That song came together in the studio. It’s probably the most disconnected in terms of how it was written, which is strange because it sounds the most like a Jane’s track. I grabbed an acoustic guitar, found a tempo with a click, went into the room with a mic and I just played it. I didn’t write it. I just intuitively came up with all the parts. But I didn’t really know what it was going to turn into, sonically. Then Stephen and Dave Sitek tracked a rhythm to what I played. I had this melody in my head for a keyboard part, which I wanted to sound like an early Joy Division song. So Dave Sitek found a patch that fit. Then we sent it off to Perry as an MP3. The amazing thing about Perry is that he recorded the vocals at his house and sent it back the next day. And that’s what’s on the record. That song pretty much came together in a day’s time.
WATCH THE VIDEO FOR "IRRESISTIBLE FORCE" BELOW:
Have you guys collaborated like that on past records?
No. It’s never been that collective. In fact, on the last record [Strays] nobody was around when I tracked guitars, which I liked back then. But this time, the whole point was to do stuff I don’t normally do. And it turned out great.
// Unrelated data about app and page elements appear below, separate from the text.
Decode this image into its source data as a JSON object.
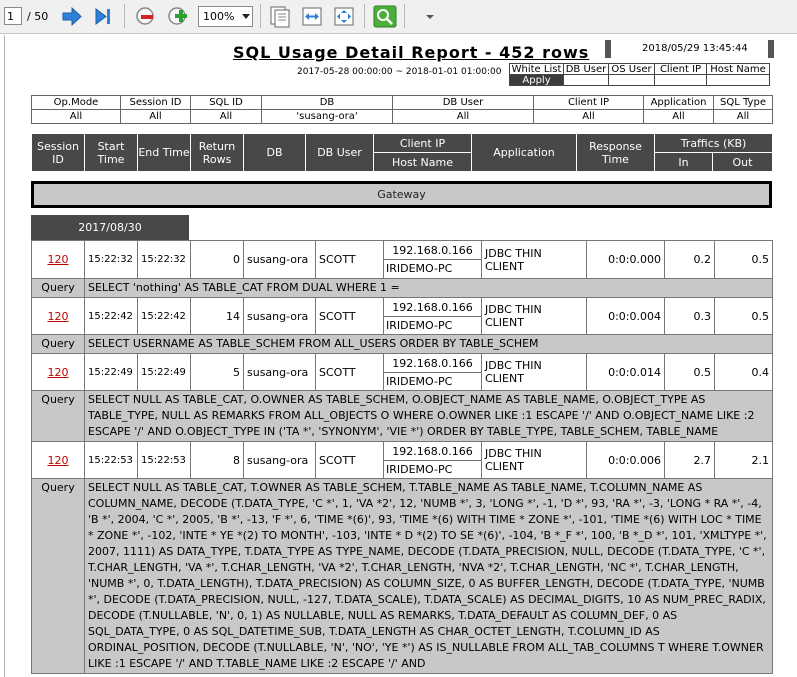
{
  "toolbar": {
    "page_current": "1",
    "page_total": "/ 50",
    "zoom": "100%"
  },
  "report": {
    "title": "SQL Usage Detail Report - 452 rows",
    "timestamp": "2018/05/29 13:45:44",
    "period": "2017-05-28 00:00:00 ~ 2018-01-01 01:00:00",
    "whitelist": {
      "headers": [
        "White List",
        "DB User",
        "OS User",
        "Client IP",
        "Host Name"
      ],
      "apply": "Apply"
    },
    "filter": {
      "headers": [
        "Op.Mode",
        "Session ID",
        "SQL ID",
        "DB",
        "DB User",
        "Client IP",
        "Application",
        "SQL Type"
      ],
      "values": [
        "All",
        "All",
        "All",
        "'susang-ora'",
        "All",
        "All",
        "All",
        "All"
      ]
    },
    "columns": {
      "session_id": "Session ID",
      "start_time": "Start Time",
      "end_time": "End Time",
      "return_rows": "Return Rows",
      "db": "DB",
      "db_user": "DB User",
      "client_ip": "Client IP",
      "host_name": "Host Name",
      "application": "Application",
      "response_time": "Response Time",
      "traffics": "Traffics (KB)",
      "in": "In",
      "out": "Out"
    },
    "gateway": "Gateway",
    "date_group": "2017/08/30",
    "query_label": "Query",
    "rows": [
      {
        "session": "120",
        "start": "15:22:32",
        "end": "15:22:32",
        "rows": "0",
        "db": "susang-ora",
        "user": "SCOTT",
        "ip": "192.168.0.166",
        "host": "IRIDEMO-PC",
        "app": "JDBC THIN CLIENT",
        "resp": "0:0:0.000",
        "in": "0.2",
        "out": "0.5",
        "query": "SELECT 'nothing' AS TABLE_CAT FROM DUAL WHERE 1 ="
      },
      {
        "session": "120",
        "start": "15:22:42",
        "end": "15:22:42",
        "rows": "14",
        "db": "susang-ora",
        "user": "SCOTT",
        "ip": "192.168.0.166",
        "host": "IRIDEMO-PC",
        "app": "JDBC THIN CLIENT",
        "resp": "0:0:0.004",
        "in": "0.3",
        "out": "0.5",
        "query": "SELECT USERNAME AS TABLE_SCHEM FROM ALL_USERS ORDER BY TABLE_SCHEM"
      },
      {
        "session": "120",
        "start": "15:22:49",
        "end": "15:22:49",
        "rows": "5",
        "db": "susang-ora",
        "user": "SCOTT",
        "ip": "192.168.0.166",
        "host": "IRIDEMO-PC",
        "app": "JDBC THIN CLIENT",
        "resp": "0:0:0.014",
        "in": "0.5",
        "out": "0.4",
        "query": "SELECT NULL AS TABLE_CAT, O.OWNER AS TABLE_SCHEM, O.OBJECT_NAME AS TABLE_NAME, O.OBJECT_TYPE AS TABLE_TYPE, NULL AS REMARKS FROM ALL_OBJECTS O WHERE O.OWNER LIKE :1 ESCAPE '/' AND O.OBJECT_NAME LIKE :2 ESCAPE '/' AND O.OBJECT_TYPE IN ('TA *', 'SYNONYM', 'VIE *') ORDER BY TABLE_TYPE, TABLE_SCHEM, TABLE_NAME"
      },
      {
        "session": "120",
        "start": "15:22:53",
        "end": "15:22:53",
        "rows": "8",
        "db": "susang-ora",
        "user": "SCOTT",
        "ip": "192.168.0.166",
        "host": "IRIDEMO-PC",
        "app": "JDBC THIN CLIENT",
        "resp": "0:0:0.006",
        "in": "2.7",
        "out": "2.1",
        "query": "SELECT NULL AS TABLE_CAT, T.OWNER AS TABLE_SCHEM, T.TABLE_NAME AS TABLE_NAME, T.COLUMN_NAME AS COLUMN_NAME, DECODE (T.DATA_TYPE, 'C *', 1, 'VA *2', 12, 'NUMB *', 3, 'LONG *', -1, 'D *', 93, 'RA *', -3, 'LONG * RA *', -4, 'B *', 2004, 'C *', 2005, 'B *', -13, 'F *', 6, 'TIME *(6)', 93, 'TIME *(6) WITH TIME * ZONE *', -101, 'TIME *(6) WITH LOC * TIME * ZONE *', -102, 'INTE * YE *(2) TO MONTH', -103, 'INTE * D *(2) TO SE *(6)', -104, 'B *_F *', 100, 'B *_D *', 101, 'XMLTYPE *', 2007, 1111) AS DATA_TYPE, T.DATA_TYPE AS TYPE_NAME, DECODE (T.DATA_PRECISION, NULL, DECODE (T.DATA_TYPE, 'C *', T.CHAR_LENGTH, 'VA *', T.CHAR_LENGTH, 'VA *2', T.CHAR_LENGTH, 'NVA *2', T.CHAR_LENGTH, 'NC *', T.CHAR_LENGTH, 'NUMB *', 0, T.DATA_LENGTH), T.DATA_PRECISION) AS COLUMN_SIZE, 0 AS BUFFER_LENGTH, DECODE (T.DATA_TYPE, 'NUMB *', DECODE (T.DATA_PRECISION, NULL, -127, T.DATA_SCALE), T.DATA_SCALE) AS DECIMAL_DIGITS, 10 AS NUM_PREC_RADIX, DECODE (T.NULLABLE, 'N', 0, 1) AS NULLABLE, NULL AS REMARKS, T.DATA_DEFAULT AS COLUMN_DEF, 0 AS SQL_DATA_TYPE, 0 AS SQL_DATETIME_SUB, T.DATA_LENGTH AS CHAR_OCTET_LENGTH, T.COLUMN_ID AS ORDINAL_POSITION, DECODE (T.NULLABLE, 'N', 'NO', 'YE *') AS IS_NULLABLE FROM ALL_TAB_COLUMNS T WHERE T.OWNER LIKE :1 ESCAPE '/' AND T.TABLE_NAME LIKE :2 ESCAPE '/' AND"
      }
    ]
  }
}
A signature element of Jane’s sound is the great rhythmic interplay between Stephen’s drums and your guitars. Can you talk about where those rhythms are coming from?
The tribal thing goes way back for us. One of Stephen’s strengths and weaknesses is that for the life of him he cannot play a simple drumbeat. It’s amazing to me. He cannot play four bars of a drumbeat twice, without it being different. [laughs] He doesn’t want to do a standard drum-time thing, he wants to do something unique. So when the song will call for kick, hat and snare [sequence]. He won’t play the hat or he won’t play the snare, because that’s what everyone would expect him to play. That’s always been our thing. Even on the intro to “Irresistible Force” he’s playing the rhythm on the rim of a snare. I didn’t expect that. So even though a certain song may be crafted and written by me, when Stephen approaches the part…well, that’s what makes the band, the band.
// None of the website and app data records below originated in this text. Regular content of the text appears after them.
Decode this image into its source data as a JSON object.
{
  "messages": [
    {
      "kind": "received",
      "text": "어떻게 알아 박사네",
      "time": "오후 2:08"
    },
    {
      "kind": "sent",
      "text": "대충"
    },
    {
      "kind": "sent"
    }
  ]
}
WATCH THE VIDEO FOR "END TO THE LIES" BELOW:
There’s been a lot of press about the contribution from TV On the Radio’s Dave Sitek on the album. Now that Sitek’s back with TVOTR, Chris Chaney has been touring with you. Is he in the band now?
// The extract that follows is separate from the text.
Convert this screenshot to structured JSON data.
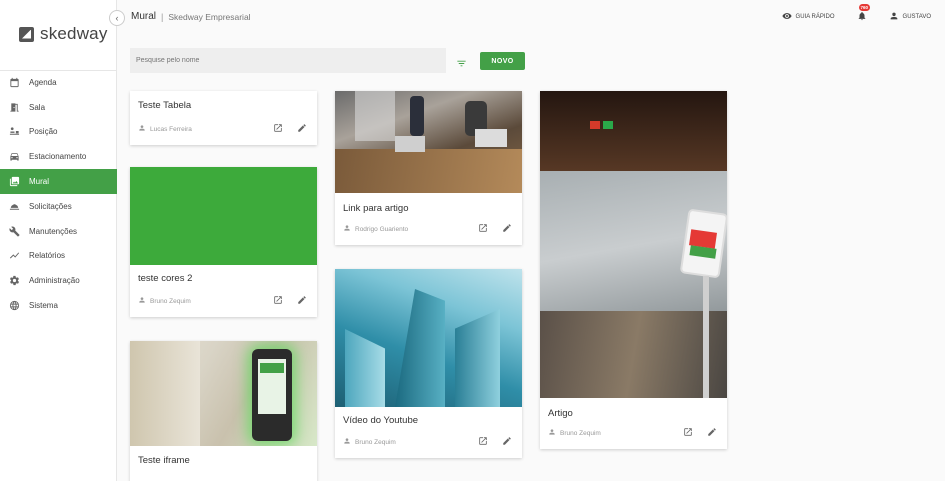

I think of Chris as always having been in the band. The only reason he wasn’t on our last tour was because [original bassist] Eric [Avery] came back. I also play with Chris in my cover band Camp Freddy, so we still played together all the time. Anyway, for this album, he was really the glue that brought all these ideas together. Perry and I are both high-register musicians, and not very grounded. Like Stephen with the drums, we never do the same thing twice either. If Perry and I could be in a studio and turn knobs forever, I think we would. Chris is the guy that takes all of our tweaked elements and glues them together.
Seems like the band is in a pretty healthy place.
As far as the internal structure of the band goes, we’ve never been on more solid ground. I think that’s because of the fact that we all have our own interests and lives outside of Jane’s. That actually allows the band to breathe and have more life, because we’re not all sucking from it because it’s the only thing that matters. In a weird way, when you make it the only thing that matters it sucks out some of the life force. Perry’s got his electronic music and DJ stuff. He and Stephen both have families…and I’m pretty psyched I’m the guy who doesn’t. [laughs] It’s just not my thing…but I definitely have a lot of other things to keep me busy.
Also, we’ve never blown up to the point where people would tire of us. We’ve never sold the amount of records as most of the people on your magazine’s cover did. We’ve never been connected to a genre of music, other than alternative, like grunge that blew up and then dissipated. So as a result of that we’ve never gotten enormously successful, and we’ve also taken extended breaks. But the thing is I would rather be moderately successful for a long period of time than hugely successful for a short period of time.